As we can see in the 150% crop shots above, the smaller stars in the center of the frame are pinpoint sharp. The brighter stars have a slight glow around them, which could be interpreted as spherical aberration, but more likely is caused by atmospheric haze or variance in exposure. Regardless, this is very minor, and not something that would dissuade me from using this lens. The 150% crop from the corner of the frame shows a slight bit of coma, as well as a slight bit of astigmatism. While these are technically considered imperfections, this is a very subtle example (significantly better than similar lenses from competitors, and even a bit better than the 24mm GM).
Moving on to daytime shots (below), I wanted to test the limits of the ED glass and Nano AR coating by shooting directly into the sun. Sure enough, nailing my exposure was easy, and lens flare wasn't an issue whatsoever. The dynamic range and contrast rendering was extremely impressive, also, and detail was wonderfully preserved in the shadows. Again we see, in the second image below, incredible sharpness and detail in the center of the frame, even at f/1.8.
As expected, this lens has a not-insignificant amount of vignette while shooting wide open, but the dropoff from the center of the frame is gradual and smooth. I don't mind a full stop or so variation in exposure in my photos, as long as it's not an aggressive 2.5 stop difference from center to corners as you'll find with competing lenses like the Voigtlander 21mm or Tokina 20mm. The vignette found on this lens is soft and subtle, and nothing that's difficult to manage. Lightroom doesn't yet have a lens profile for automatic correction at the time of this writing, so I can't report on that, but I expect it to completely resolve the issue.

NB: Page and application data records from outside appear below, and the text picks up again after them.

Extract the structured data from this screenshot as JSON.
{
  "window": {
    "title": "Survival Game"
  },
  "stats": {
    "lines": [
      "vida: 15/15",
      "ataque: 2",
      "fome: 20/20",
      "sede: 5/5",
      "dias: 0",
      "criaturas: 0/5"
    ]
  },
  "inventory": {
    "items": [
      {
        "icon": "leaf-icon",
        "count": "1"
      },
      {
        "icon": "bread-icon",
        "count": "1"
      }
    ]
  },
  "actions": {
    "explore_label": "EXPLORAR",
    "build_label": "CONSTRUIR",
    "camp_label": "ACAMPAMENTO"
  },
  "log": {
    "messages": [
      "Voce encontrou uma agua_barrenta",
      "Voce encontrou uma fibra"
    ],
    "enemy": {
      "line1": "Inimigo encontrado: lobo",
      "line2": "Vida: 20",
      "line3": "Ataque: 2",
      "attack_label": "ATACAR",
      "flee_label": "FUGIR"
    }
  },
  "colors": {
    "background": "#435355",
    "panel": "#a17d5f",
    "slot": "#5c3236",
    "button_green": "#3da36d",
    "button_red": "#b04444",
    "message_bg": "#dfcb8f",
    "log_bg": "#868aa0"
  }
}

All in all, this lens greatly impressed me from a technical standpoint, but the results of this still leave a few questions to be answered; does it deserve it's own spot in my camera bag? Is it THAT much different from the 24mm GM to justify a separate purchase? If I already have a lens that shoots at 20mm, is the additional aperture from f/2.8 to f/1.8 worth an additional purchase?
For me, in every single instance, the answer is a resounding yes. This is by far one of my favorite lenses I've ever had the pleasure of using, and I have no doubts it will be by far one of the most-used lenses for me in 2020. If I wasn't lucky enough to have one sitting right beside me for the purposes of this review I would be purchasing one the absolute instant that pre-orders are available. A wide field of view, extremely fast aperture, and extraordinary sharpness, corner to corner: the holy trinity of lens requirements, all packed into the smallest and lightest body in its class. Performance that professionals used to only dream of, at a price that even beginner and intermediate shooters can appreciate.
This is as good as it gets.